▶ _The task_
Write every record out again exactly as shown below.
--- Entries supplied Enclosed Below ---
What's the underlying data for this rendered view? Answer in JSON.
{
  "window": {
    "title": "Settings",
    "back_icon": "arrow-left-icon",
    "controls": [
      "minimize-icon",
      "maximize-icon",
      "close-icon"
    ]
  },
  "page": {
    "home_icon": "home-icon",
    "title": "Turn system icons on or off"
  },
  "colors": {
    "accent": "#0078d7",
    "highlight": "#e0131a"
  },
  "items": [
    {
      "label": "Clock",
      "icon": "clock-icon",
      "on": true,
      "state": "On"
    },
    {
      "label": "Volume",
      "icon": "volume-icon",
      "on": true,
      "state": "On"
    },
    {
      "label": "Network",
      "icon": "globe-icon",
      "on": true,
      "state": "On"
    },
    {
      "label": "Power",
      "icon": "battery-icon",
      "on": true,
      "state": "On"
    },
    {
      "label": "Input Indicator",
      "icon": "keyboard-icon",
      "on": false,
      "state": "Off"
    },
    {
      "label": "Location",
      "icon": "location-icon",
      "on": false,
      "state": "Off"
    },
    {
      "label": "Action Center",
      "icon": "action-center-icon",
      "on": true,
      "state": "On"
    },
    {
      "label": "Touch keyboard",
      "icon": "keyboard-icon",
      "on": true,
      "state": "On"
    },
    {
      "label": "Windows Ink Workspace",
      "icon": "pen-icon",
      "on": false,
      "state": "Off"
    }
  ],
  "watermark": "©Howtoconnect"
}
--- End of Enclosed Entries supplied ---
▶ _Exercise answer_
What's the underlying data for this rendered view? Answer in JSON.
{
  "window": {
    "title": "Settings",
    "back_icon": "arrow-left-icon",
    "controls": [
      "minimize-icon",
      "maximize-icon",
      "close-icon"
    ]
  },
  "page": {
    "home_icon": "home-icon",
    "title": "Turn system icons on or off"
  },
  "colors": {
    "accent": "#0078d7",
    "highlight": "#e0131a"
  },
  "items": [
    {
      "label": "Clock",
      "icon": "clock-icon",
      "on": true,
      "state": "On"
    },
    {
      "label": "Volume",
      "icon": "volume-icon",
      "on": true,
      "state": "On"
    },
    {
      "label": "Network",
      "icon": "globe-icon",
      "on": true,
      "state": "On"
    },
    {
      "label": "Power",
      "icon": "battery-icon",
      "on": true,
      "state": "On"
    },
    {
      "label": "Input Indicator",
      "icon": "keyboard-icon",
      "on": false,
      "state": "Off"
    },
    {
      "label": "Location",
      "icon": "location-icon",
      "on": false,
      "state": "Off"
    },
    {
      "label": "Action Center",
      "icon": "action-center-icon",
      "on": true,
      "state": "On"
    },
    {
      "label": "Touch keyboard",
      "icon": "keyboard-icon",
      "on": true,
      "state": "On"
    },
    {
      "label": "Windows Ink Workspace",
      "icon": "pen-icon",
      "on": false,
      "state": "Off"
    }
  ],
  "watermark": "©Howtoconnect"
}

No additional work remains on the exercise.